Although Drinking Alcohol Has Been Linked To 11 Different Types Of Cancer, Coffee Appears To Offer Some Protection

Although Drinking Alcohol Has Been Linked To 11 Different Types Of Cancer, Coffee Appears To Offer Some Protection

According to new research, drinking alcohol increases a person’s risk of nearly a dozen different types of cancer. However, drinking a different sort of beverage may protect you from some of them.

Researchers from Imperial College London discovered that drinking alcohol is a major risk factor for various cancers, including breast, CRC [colorectal cancer], esophageal, head and neck, and liver cancer, in a study published in Nature Communications.

Drinking Alcohol Has Been Linked To 11 Different Types Of Cancer, Coffee Appears To Offer Some Protection

The study did find, however, that drinking at least one cup of regular or decaffeinated coffee each day could work very well and protects against liver cancer and skin basal cell carcinoma. This study was participated by various users out of which some consume alcohol while some others prefer coffee and some go for both. The research has come with this interesting fact that coffee can help one improve the overall medical condition which may be damaged by the use of liquor.

Furthermore, eating dairy and multigrain foods may reduce the incidence of colorectal cancer, according to studies. To investigate the link between cancer and other nutrients, the researchers went through data from 860 reviews of published studies. This research again proves the utility of milk, coffee, and other dairy products for the betterment of human health in the general context. Those who can switch can save their body.

Although Drinking Alcohol Has Been Linked To 11 Different Types Of Cancer, Coffee Appears To Offer Some Protection

According to Mexico’s National Survey on Drug, Tobacco, and Alcohol Use, over four out of ten adults have drunk alcohol in the previous month, and nearly two out of ten have consumed alcohol in an excessive manner.

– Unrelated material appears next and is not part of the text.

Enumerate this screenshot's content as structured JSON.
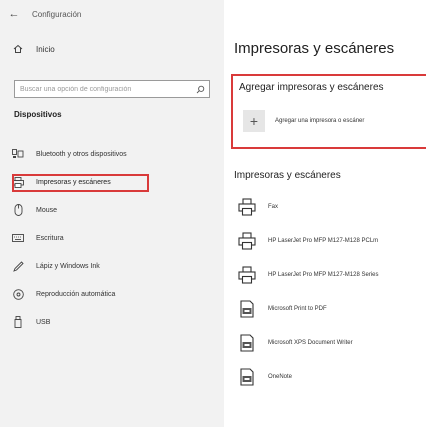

Furthermore, problematic alcohol use is one of the five major risk factors for non-communicable diseases, which account for the vast majority of fatalities worldwide each year.

The expert spoke during the opening of the ninth Alcoholics Anonymous Convention, which was held in Tuxtla Gutiérrez and attended by community members from many states and nations.

“The discovery of this new study should be obedient to a public health warning: harmful alcohol intake must be diminished or avoided, and alcohol-control measures must be accepted in each country to preserve public health. There are rules in some nations, but the alcohol business does not follow them,” the Champagne expert emphasized.

According to the researchers, “we discovered extremely suggestive evidence that coffee consumption was inversely linked with the risk of liver and skin basal cell carcinoma.” “Coffee’s health benefits could be attributed to the antioxidant and anti-inflammatory qualities of its phytochemical constituents, which may protect against diseases caused by inflammation, such as cancer.”

“The assessment confirms the evidence we have for alcohol and coffee in relation to cancer and cancer subtypes,” according to GiotaMitrou, director of research and innovation at the World Cancer Research Fund, which funded the study.

According to the researchers, drinking at least one cup of regular or decaffeinated coffee may protect against liver cancer, while eating dairy and multigrain meals may reduce the risk of colorectal cancer.

According to The Guardian, GiotaMitrou, the director of research and innovation at the World Cancer Research Fund (WCRF), said, “This umbrella review validates the data we have for alcohol and coffee in relation to cancer.”

“More research is needed to better understand the processes underlying the links between coffee and cancer, as well as the links between alcohol and different cancer subtypes,” Mitrou, whose organization financed the study, noted. He did add, though, that more research is required. “More research is needed to better understand the processes underlying the linkages between coffee and cancer, as well as the links between alcohol and many other cancer subtypes,” Mitrou added.